Sunday, November 23, 2008

If you can't deliver on a promise, don't make it!

Pizza Hut has a new campaign - $6 pizzas every day. They even have a TV spot where someone drags in a "pizza special matrix", implying that you can only get a deal on pizza from certain restaurants on certain days. The other actor then dramatically destroys the matrix, pronouncing that Pizza Hut pizzas are $6, every day. 365 days a year.

Then they say at the end of the spot: "Prices may vary."

WHAT!?!?

You just said prices don't vary! You were quite adamant too.

This bothers me because I'm sure (since I spent some time in a franchise organization) there's some clause or some rule that gives individual Pizza Hut owners the freedom to set their own prices, necessitating the disclaimer.

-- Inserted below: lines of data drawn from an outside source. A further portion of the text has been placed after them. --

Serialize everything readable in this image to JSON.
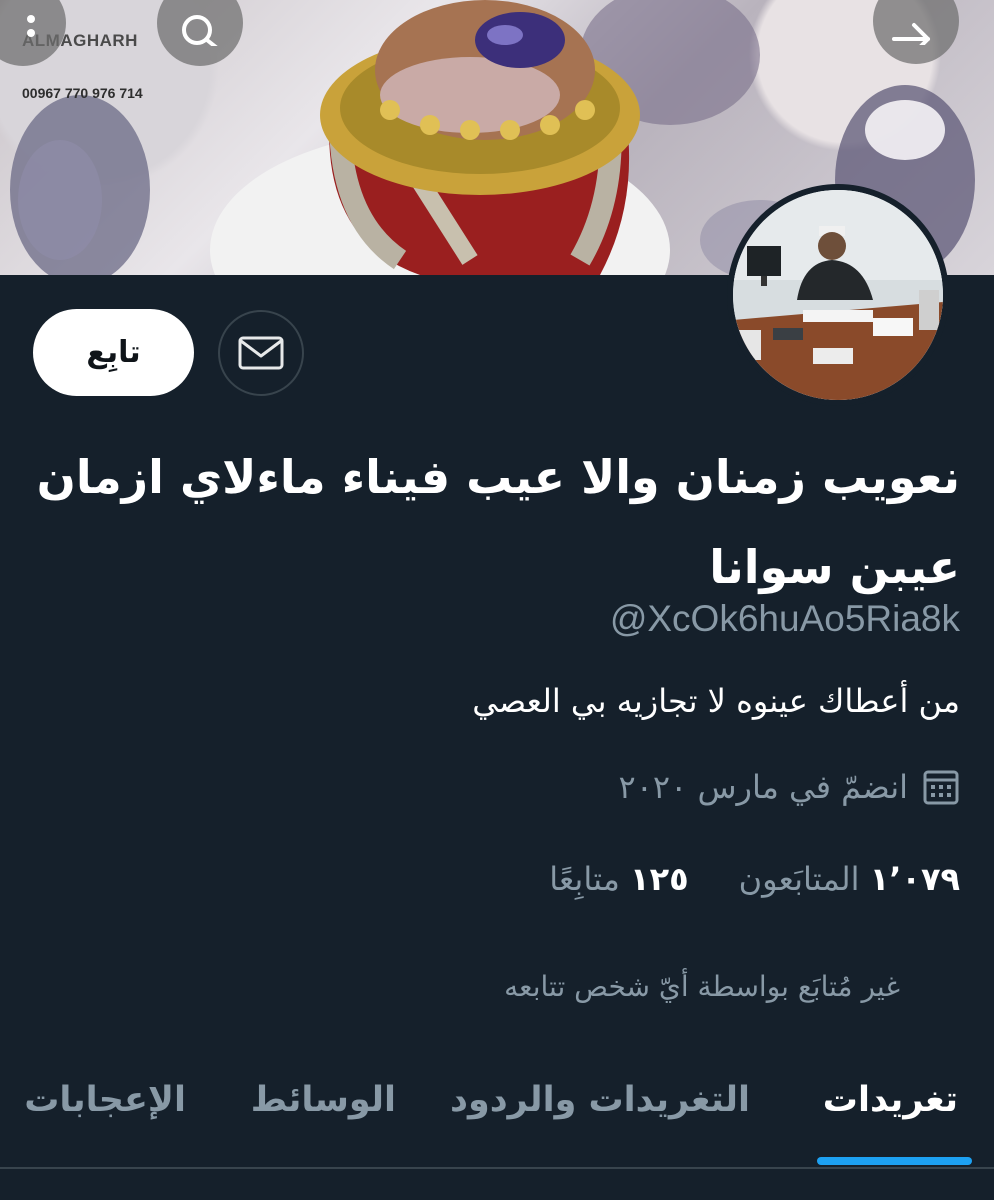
{
  "banner": {
    "watermark_name": "ALMAGHARH",
    "watermark_phone": "00967 770 976 714"
  },
  "header": {
    "more_icon": "more-vertical-icon",
    "search_icon": "search-icon",
    "back_icon": "arrow-right-icon"
  },
  "actions": {
    "message_icon": "envelope-icon",
    "follow_label": "تابِع"
  },
  "profile": {
    "display_name": "نعويب زمنان والا عيب فيناء ماءلاي ازمان عيبن سوانا",
    "handle": "@XcOk6huAo5Ria8k",
    "bio": "من أعطاك عينوه لا تجازيه بي العصي",
    "joined": "انضمّ في مارس ٢٠٢٠",
    "joined_icon": "calendar-icon"
  },
  "stats": {
    "followers_count": "١٬٠٧٩",
    "followers_label": "المتابَعون",
    "following_count": "١٢٥",
    "following_label": "متابِعًا"
  },
  "not_followed_text": "غير مُتابَع بواسطة أيّ شخص تتابعه",
  "tabs": [
    {
      "label": "تغريدات",
      "active": true
    },
    {
      "label": "التغريدات والردود",
      "active": false
    },
    {
      "label": "الوسائط",
      "active": false
    },
    {
      "label": "الإعجابات",
      "active": false
    }
  ],
  "colors": {
    "background": "#15202b",
    "secondary_text": "#8899a6",
    "accent": "#1da1f2",
    "border": "#38444d"
  }
}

But if you make a claim with such conviction then can't back it up, you damage your brand reputation (remember when Ford said they could make a quality product?). Either refrain from the claim, or force individual business units to adhere to the market positioning.

Brand management is so delicate. Everything you say or do either enhances or weakens your brand reputation. Pizza Hut has done some damage to their brand here.

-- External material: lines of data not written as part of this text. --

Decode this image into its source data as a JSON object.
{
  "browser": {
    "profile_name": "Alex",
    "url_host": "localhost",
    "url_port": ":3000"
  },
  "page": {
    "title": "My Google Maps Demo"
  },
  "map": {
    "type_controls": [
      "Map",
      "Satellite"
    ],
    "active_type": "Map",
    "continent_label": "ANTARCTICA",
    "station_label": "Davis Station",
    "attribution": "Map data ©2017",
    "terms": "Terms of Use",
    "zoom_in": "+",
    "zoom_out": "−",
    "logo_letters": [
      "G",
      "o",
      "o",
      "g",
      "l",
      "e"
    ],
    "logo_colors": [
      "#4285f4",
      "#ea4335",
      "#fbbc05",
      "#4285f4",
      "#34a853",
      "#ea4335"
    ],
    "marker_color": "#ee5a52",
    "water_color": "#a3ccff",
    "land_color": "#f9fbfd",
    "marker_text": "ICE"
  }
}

Have your say: Is a disclaimer statement like that influential enough to sway someone's opinion about a brand promise?

4 comments:

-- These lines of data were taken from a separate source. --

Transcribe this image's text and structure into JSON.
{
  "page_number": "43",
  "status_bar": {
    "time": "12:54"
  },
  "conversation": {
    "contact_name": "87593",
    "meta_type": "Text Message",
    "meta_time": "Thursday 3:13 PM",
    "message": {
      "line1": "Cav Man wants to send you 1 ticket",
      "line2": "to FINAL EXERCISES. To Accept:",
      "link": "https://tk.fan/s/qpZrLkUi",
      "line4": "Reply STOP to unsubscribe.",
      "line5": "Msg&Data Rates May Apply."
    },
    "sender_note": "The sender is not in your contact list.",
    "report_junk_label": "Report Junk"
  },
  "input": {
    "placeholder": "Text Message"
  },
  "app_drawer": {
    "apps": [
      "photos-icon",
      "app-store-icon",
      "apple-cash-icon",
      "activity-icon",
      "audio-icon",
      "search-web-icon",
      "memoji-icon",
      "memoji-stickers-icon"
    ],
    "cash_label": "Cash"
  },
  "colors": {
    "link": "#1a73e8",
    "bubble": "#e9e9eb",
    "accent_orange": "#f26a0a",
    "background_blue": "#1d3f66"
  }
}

Ben said...

Maybe not the disclaimer. But when you go to the local Pizza Hut and get said deal and receive a bill for 8$ per pizza not 6$. That will sway opinions.

Found some posts of deal seekers responses.

http://www.redflagdeals.com/deals/main.php/alldeals/comments/pizza_hut_mia_medium_1_topping_pizzas_3_for_18

Glenn Cressman said...

I saw the posts on the RedFlagDeals page you sent - all 10 comments were negative! Just goes to show that if you fall short on promises, you probably shouldn't have made it in the first place.

Carmi said...

Rampant misuse of fine print is the quickest way to destroy customer trust. And once it's gone, it's never coming back.

It amazes me that so many customer-facing organizations fail to grasp this very simple concept. They routinely force customers through the wringer, then wonder why they don't return for seconds and thirds.

As I watch the Big 3 beg for their lives on Capitol Hill, I can't help but wonder that their plight is at least partially attributable to generations of promising one thing in the headlines, delivering another in real life, then referring to the fine print as a means of explaining it all away.

Glenn Cressman said...

Car companies are notorious - you're right! This is one of my "soapbox" topics - the ridiculousness of fine print in TV spots for car companies. It's at least 14 lines long and so small that NO ONE will EVER read it! Why even have it? I understand the importance of disclosure, but I don't understand how anyone can believe that presenting it in that form will actually serve any purpose. Even if you have PVR and HD, I would challenge you to read it (because the type is so small) even while it's on pause. "Certain restriction apply - see store for details" would suffice, as it does in other industries.

BETTER YET, CREATE A PRICING MODEL THAT REQUIRES NO DISCLOSURE! THE PRICE IS THE PRICE, THAT'S IT. NO SMALL PRINT. NO HIDDEN FEES. IMAGINE THAT! (think iTunes!)